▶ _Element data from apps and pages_

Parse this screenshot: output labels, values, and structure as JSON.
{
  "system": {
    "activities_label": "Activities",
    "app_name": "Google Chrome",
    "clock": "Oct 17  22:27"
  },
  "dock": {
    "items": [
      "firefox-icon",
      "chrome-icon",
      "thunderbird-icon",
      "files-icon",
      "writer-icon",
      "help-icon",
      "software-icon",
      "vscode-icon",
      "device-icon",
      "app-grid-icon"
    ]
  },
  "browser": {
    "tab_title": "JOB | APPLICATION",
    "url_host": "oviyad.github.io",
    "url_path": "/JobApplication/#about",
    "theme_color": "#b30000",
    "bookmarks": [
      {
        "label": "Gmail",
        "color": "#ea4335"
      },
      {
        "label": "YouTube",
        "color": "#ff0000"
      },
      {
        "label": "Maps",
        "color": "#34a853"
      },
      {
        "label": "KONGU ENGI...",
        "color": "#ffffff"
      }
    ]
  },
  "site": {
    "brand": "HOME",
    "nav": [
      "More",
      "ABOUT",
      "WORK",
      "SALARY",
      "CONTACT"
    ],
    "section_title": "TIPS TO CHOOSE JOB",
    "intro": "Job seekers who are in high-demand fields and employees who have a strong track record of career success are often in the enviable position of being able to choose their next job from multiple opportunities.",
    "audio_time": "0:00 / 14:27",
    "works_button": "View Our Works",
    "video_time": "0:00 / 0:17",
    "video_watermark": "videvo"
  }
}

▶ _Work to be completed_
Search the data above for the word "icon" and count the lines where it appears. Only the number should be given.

▶ _Result of this exercise_
10